> _WORK REQUEST_
In the records below, tally each line that contains the word "content" and give the total only.

> _DATASET RECORDS_
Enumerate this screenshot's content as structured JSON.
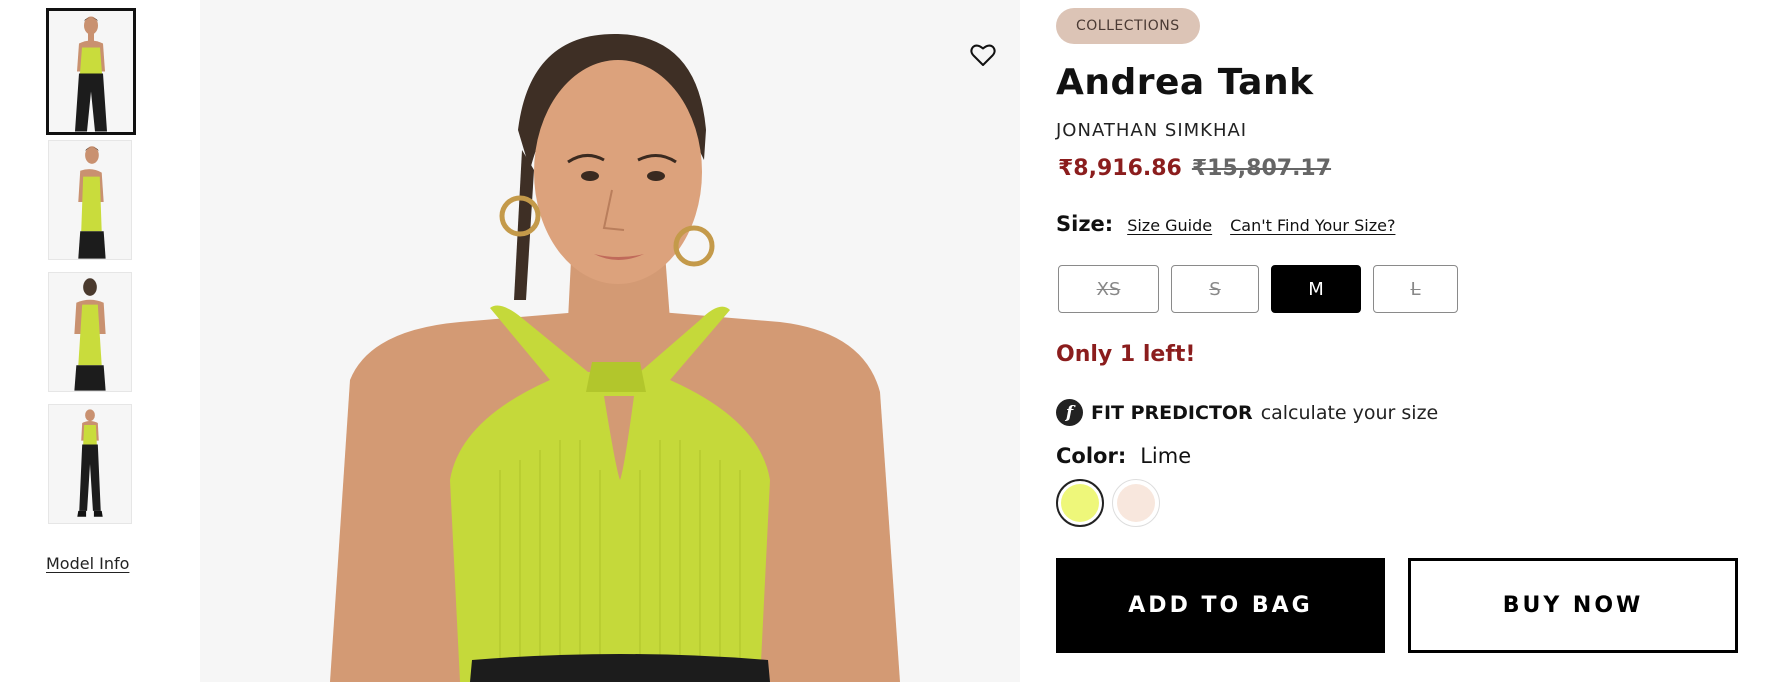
{
  "gallery": {
    "thumbnails": [
      {
        "alt": "front view",
        "active": true
      },
      {
        "alt": "side view",
        "active": false
      },
      {
        "alt": "back view",
        "active": false
      },
      {
        "alt": "full length view",
        "active": false
      }
    ],
    "model_info_label": "Model Info",
    "wishlist_icon": "heart-outline-icon"
  },
  "product": {
    "badge": "COLLECTIONS",
    "title": "Andrea Tank",
    "brand": "JONATHAN SIMKHAI",
    "sale_price": "₹8,916.86",
    "original_price": "₹15,807.17"
  },
  "size": {
    "label": "Size:",
    "guide_link": "Size Guide",
    "cant_find_link": "Can't Find Your Size?",
    "options": [
      {
        "label": "XS",
        "state": "disabled"
      },
      {
        "label": "S",
        "state": "disabled"
      },
      {
        "label": "M",
        "state": "selected"
      },
      {
        "label": "L",
        "state": "disabled"
      }
    ]
  },
  "stock_message": "Only 1 left!",
  "fit_predictor": {
    "logo_glyph": "f",
    "title": "FIT PREDICTOR",
    "subtitle": "calculate your size"
  },
  "color": {
    "label": "Color:",
    "value": "Lime",
    "swatches": [
      {
        "name": "Lime",
        "hex": "#eef77a",
        "selected": true
      },
      {
        "name": "Peach",
        "hex": "#f8e7dd",
        "selected": false
      }
    ]
  },
  "actions": {
    "add_to_bag": "ADD TO BAG",
    "buy_now": "BUY NOW"
  },
  "colors": {
    "sale_price": "#8b1d1d",
    "badge_bg": "#dcc4b6",
    "primary_button": "#000000"
  }
}
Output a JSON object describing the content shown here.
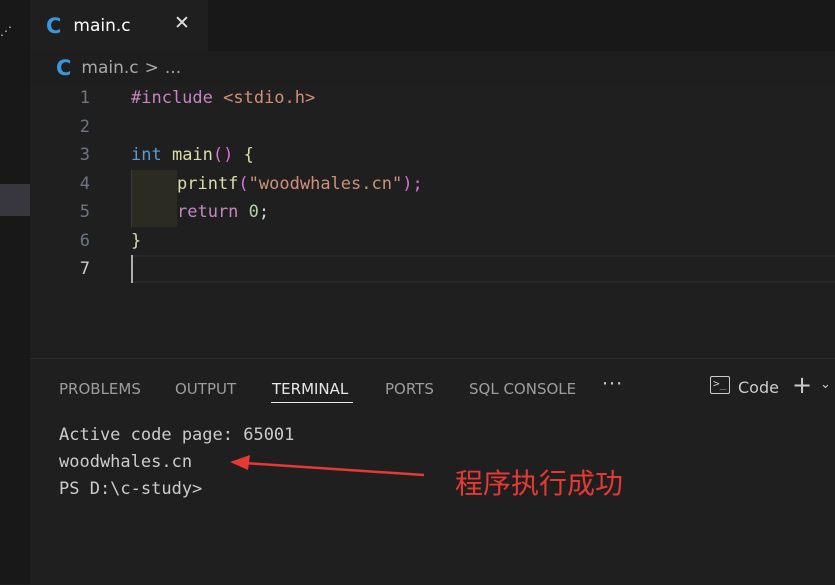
{
  "tab": {
    "icon": "c-language-icon",
    "icon_glyph": "C",
    "label": "main.c",
    "close": "✕"
  },
  "breadcrumb": {
    "icon_glyph": "C",
    "file": "main.c",
    "sep": ">",
    "rest": "..."
  },
  "editor": {
    "line_numbers": [
      "1",
      "2",
      "3",
      "4",
      "5",
      "6",
      "7"
    ],
    "lines": {
      "l1": {
        "directive": "#include",
        "header": " <stdio.h>"
      },
      "l3": {
        "type": "int",
        "fn": " main",
        "paren": "()",
        "brace": " {"
      },
      "l4": {
        "fn": "printf",
        "open": "(",
        "str": "\"woodwhales.cn\"",
        "close": ");"
      },
      "l5": {
        "kw": "return",
        "num": " 0",
        "semi": ";"
      },
      "l6": {
        "brace": "}"
      }
    }
  },
  "panel": {
    "tabs": [
      "PROBLEMS",
      "OUTPUT",
      "TERMINAL",
      "PORTS",
      "SQL CONSOLE"
    ],
    "active_tab": "TERMINAL",
    "more": "···",
    "terminal_icon_glyph": ">_",
    "terminal_name": "Code",
    "add": "+",
    "dropdown": "⌄"
  },
  "terminal": {
    "lines": [
      "Active code page: 65001",
      "woodwhales.cn",
      "PS D:\\c-study>"
    ]
  },
  "annotation": {
    "text": "程序执行成功",
    "color": "#e53935"
  }
}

> _TASK ANSWER_
2